Our tour came to an end and we had to leave our guests! We were so grateful! Unforgettable morning! I don’t know if we had said thank you to them enough! We kept talking about that morning between us!

Later, we went to the Visit Leicester office to get information about Richard III and what was available to visit in just few hours. They were very kind and helpful and suggested the King Richard III Visitor Centre and the Leicester Cathedral. We also took some goodies they sell.

On our way to “meet” RIII, we noticed a fruit market and had a look around. We love such places, full of colours. There’s also a stall that sells beautiful gift cards!
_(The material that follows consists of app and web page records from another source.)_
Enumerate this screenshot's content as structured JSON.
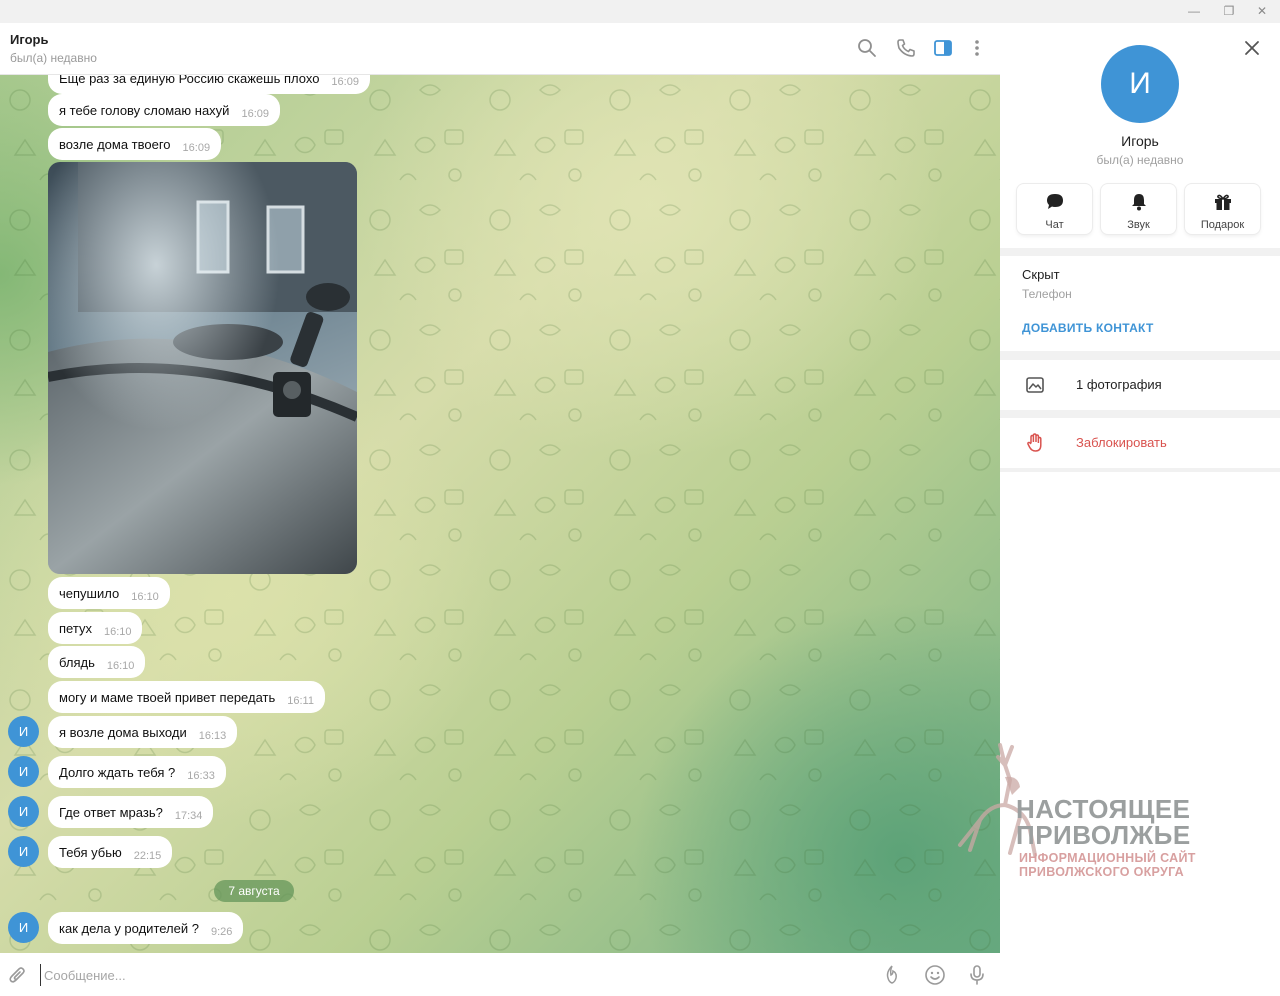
{
  "window": {
    "minimize_glyph": "—",
    "restore_glyph": "❐",
    "close_glyph": "✕"
  },
  "header": {
    "title": "Игорь",
    "status": "был(а) недавно"
  },
  "messages": [
    {
      "text": "Еще раз за единую Россию скажешь плохо",
      "time": "16:09"
    },
    {
      "text": "я тебе голову сломаю нахуй",
      "time": "16:09"
    },
    {
      "text": "возле дома твоего",
      "time": "16:09"
    },
    {
      "text": "чепушило",
      "time": "16:10"
    },
    {
      "text": "петух",
      "time": "16:10"
    },
    {
      "text": "блядь",
      "time": "16:10"
    },
    {
      "text": "могу и маме твоей привет передать",
      "time": "16:11"
    },
    {
      "text": "я возле дома выходи",
      "time": "16:13"
    },
    {
      "text": "Долго ждать тебя ?",
      "time": "16:33"
    },
    {
      "text": "Где ответ мразь?",
      "time": "17:34"
    },
    {
      "text": "Тебя убью",
      "time": "22:15"
    },
    {
      "text": "как дела у родителей ?",
      "time": "9:26"
    }
  ],
  "avatar_letter": "И",
  "date_separator": "7 августа",
  "composer": {
    "placeholder": "Сообщение..."
  },
  "sidebar": {
    "avatar_letter": "И",
    "name": "Игорь",
    "status": "был(а) недавно",
    "actions": [
      {
        "label": "Чат",
        "icon": "chat-icon"
      },
      {
        "label": "Звук",
        "icon": "bell-icon"
      },
      {
        "label": "Подарок",
        "icon": "gift-icon"
      }
    ],
    "phone": "Скрыт",
    "phone_label": "Телефон",
    "add_contact": "ДОБАВИТЬ КОНТАКТ",
    "photos": "1 фотография",
    "block": "Заблокировать"
  },
  "watermark": {
    "line1": "НАСТОЯЩЕЕ",
    "line2": "ПРИВОЛЖЬЕ",
    "line3": "ИНФОРМАЦИОННЫЙ САЙТ",
    "line4": "ПРИВОЛЖСКОГО ОКРУГА"
  },
  "colors": {
    "accent": "#3f94d6",
    "danger": "#d9534f",
    "date_pill": "#6a9a5e"
  }
}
I bought two.

The visit at the RIII Centre was very interesting, they explained with panels and videos about the time he lived in. Scientists used his skull to reconstruct his face, it looks quite similar to the ancient portrait we knew before the discovery was made, and the man that came out doesn’t look like the fierce King we have imagined from the chronicles of the time or from the play Shakespeare wrote! In the room built over the place where bones have been found, a guide explained us about the work made there after a proper research. Then RIII’s remains where transferred into the Cathedral inside a decorated coffin, after a ceremony along the streets of Leicester. Before to leave the Centre, I bought for myself a book with the story of RIII and a notebook for my diary.

Our guide at the Cathedral, a beautiful Gothic church opposite to the Centre in the same square, told us that perhaps all was said about the King came from the bad propaganda Henry VII the winner wanted to be made against him. It wouldn’t be a surprise. If true, history should give him justice! Anyway, Shakespeare’s Richard III is still a much fascinating character actors will continue to perform that way! Below you can see the definitive tomb where RIII was buried and the coffin used for the ceremony.
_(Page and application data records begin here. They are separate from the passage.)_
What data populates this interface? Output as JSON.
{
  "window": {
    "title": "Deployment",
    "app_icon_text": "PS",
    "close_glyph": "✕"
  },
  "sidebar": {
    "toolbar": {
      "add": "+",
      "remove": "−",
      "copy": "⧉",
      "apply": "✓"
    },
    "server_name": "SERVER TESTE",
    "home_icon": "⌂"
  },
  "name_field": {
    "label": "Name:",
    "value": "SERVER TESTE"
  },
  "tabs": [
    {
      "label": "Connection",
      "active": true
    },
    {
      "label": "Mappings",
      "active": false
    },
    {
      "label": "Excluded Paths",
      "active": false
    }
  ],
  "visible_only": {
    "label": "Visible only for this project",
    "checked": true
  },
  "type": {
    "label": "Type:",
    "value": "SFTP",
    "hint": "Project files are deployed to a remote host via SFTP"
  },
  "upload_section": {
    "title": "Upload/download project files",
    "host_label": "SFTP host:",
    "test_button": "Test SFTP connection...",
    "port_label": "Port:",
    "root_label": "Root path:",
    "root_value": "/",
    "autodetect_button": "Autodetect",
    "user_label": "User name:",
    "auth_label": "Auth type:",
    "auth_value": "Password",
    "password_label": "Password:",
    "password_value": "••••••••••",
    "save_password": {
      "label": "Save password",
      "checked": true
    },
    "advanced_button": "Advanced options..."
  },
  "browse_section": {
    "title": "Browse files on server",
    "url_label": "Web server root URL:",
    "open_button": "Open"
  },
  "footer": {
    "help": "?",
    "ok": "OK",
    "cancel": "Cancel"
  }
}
And, finally, our time to see What The Butler Saw arrived on the evening at 7.30 pm! We got good seats in the stalls in two different rows. Curve is a beautiful and comfortable theatre! The play is exhilarating, I was crying with laughter, it’s a bit weird laughing on such things, but the script is so brilliant that you can’t get offended by it. I will write my report on seeing this “Filthy, frantic, frisky farce” on this other page (I’m sorry I’m still working on it). This blog is long enough!

But I’m happy to say we got to meet Jack Holden after the show, he was as nice as always, he stayed for a chat and we were happy to talk to him about the play and performing dressed as Geraldine. I was all focused on him, but I loved the performance of all the six actors. It’s really a good cast! Another time, maybe, I will get the chance to meet them. I still have hope that a theatre in London, hopefully in the West End, calls them to perform Butler for the Londoners. I’d certainly go there to see the play again!
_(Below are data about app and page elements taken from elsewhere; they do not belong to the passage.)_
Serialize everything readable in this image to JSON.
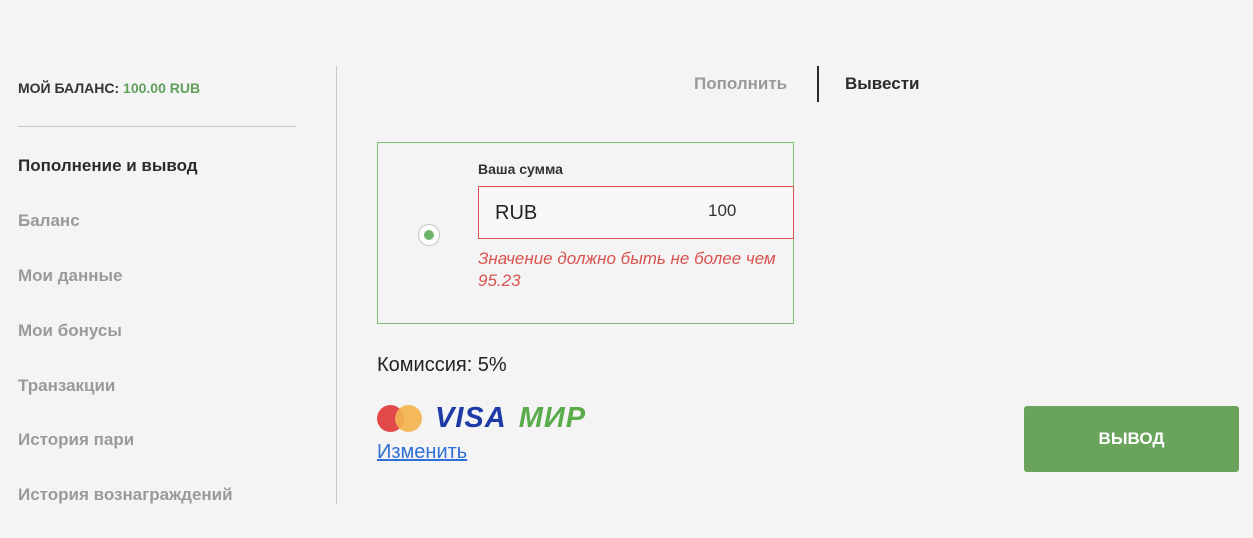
{
  "balance": {
    "label": "МОЙ БАЛАНС:",
    "amount": "100.00 RUB"
  },
  "sidebar": {
    "items": [
      {
        "label": "Пополнение и вывод",
        "active": true
      },
      {
        "label": "Баланс",
        "active": false
      },
      {
        "label": "Мои данные",
        "active": false
      },
      {
        "label": "Мои бонусы",
        "active": false
      },
      {
        "label": "Транзакции",
        "active": false
      },
      {
        "label": "История пари",
        "active": false
      },
      {
        "label": "История вознаграждений",
        "active": false
      }
    ]
  },
  "tabs": {
    "deposit": "Пополнить",
    "withdraw": "Вывести",
    "active": "withdraw"
  },
  "amount_card": {
    "label": "Ваша сумма",
    "currency": "RUB",
    "value": "100",
    "error": "Значение должно быть не более чем 95.23",
    "radio_selected": true
  },
  "commission": "Комиссия: 5%",
  "payment_methods": {
    "icons": [
      "mastercard-icon",
      "visa-icon",
      "mir-icon"
    ],
    "visa_text": "VISA",
    "mir_text": "МИР",
    "change_link": "Изменить"
  },
  "submit": {
    "label": "ВЫВОД"
  },
  "colors": {
    "accent_green": "#6aa35c",
    "balance_green": "#5fa05a",
    "error_red": "#d9534f",
    "link_blue": "#2f6fd6",
    "visa_blue": "#1d3aa6",
    "mir_green": "#5aab4c",
    "background": "#f4f4f4"
  }
}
I got from Jack Holden the most lovely dedication ever on my programme! The only thing I regret is I didn’t take a photo together with him, like other fans of the cast did, but I asked the autograph already and for sure he was tired after the performance! Maybe next time.

What a fantastic day it has been for us! The Curve’s team made our day on so many levels!

I’m glad we made it in Leicester! And a reply I got on Twitter made me happy again:


I greatly suggest people to go to see What The Butler Saw in Bath from 27 March to 1 April 2017:!


(Some photos were taken by my friend Laura, some by me.)